■ **Your assignment**
In the listing that follows, how many lines have the word "走进东盟" in them? Give only the number.

■ **Recorded data**
--------

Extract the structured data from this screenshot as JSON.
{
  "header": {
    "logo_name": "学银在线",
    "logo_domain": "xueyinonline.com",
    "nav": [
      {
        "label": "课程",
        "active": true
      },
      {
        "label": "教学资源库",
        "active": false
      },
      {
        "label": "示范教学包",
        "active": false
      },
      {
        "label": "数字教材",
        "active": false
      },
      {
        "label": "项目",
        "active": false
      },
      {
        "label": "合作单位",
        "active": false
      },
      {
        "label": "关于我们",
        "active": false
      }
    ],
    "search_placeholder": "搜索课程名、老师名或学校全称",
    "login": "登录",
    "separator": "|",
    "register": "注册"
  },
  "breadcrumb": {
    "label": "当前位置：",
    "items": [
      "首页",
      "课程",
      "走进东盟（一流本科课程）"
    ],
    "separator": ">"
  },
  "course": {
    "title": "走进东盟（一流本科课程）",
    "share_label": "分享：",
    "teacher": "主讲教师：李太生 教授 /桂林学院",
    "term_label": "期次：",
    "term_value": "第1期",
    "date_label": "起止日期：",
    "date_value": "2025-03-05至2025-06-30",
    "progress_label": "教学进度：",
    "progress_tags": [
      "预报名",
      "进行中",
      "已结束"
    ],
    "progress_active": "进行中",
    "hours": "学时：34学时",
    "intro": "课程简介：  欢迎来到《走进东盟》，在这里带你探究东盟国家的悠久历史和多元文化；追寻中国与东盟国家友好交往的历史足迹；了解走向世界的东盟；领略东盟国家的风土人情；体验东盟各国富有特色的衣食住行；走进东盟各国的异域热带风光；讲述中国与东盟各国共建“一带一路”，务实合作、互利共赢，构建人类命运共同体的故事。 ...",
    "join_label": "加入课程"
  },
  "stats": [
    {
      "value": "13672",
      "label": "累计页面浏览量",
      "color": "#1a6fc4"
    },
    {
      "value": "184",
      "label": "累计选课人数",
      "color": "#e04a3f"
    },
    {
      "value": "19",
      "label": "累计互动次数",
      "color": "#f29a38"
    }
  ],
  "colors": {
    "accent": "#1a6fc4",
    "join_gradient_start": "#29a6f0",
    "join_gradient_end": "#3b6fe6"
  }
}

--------

■ **Answer area**
3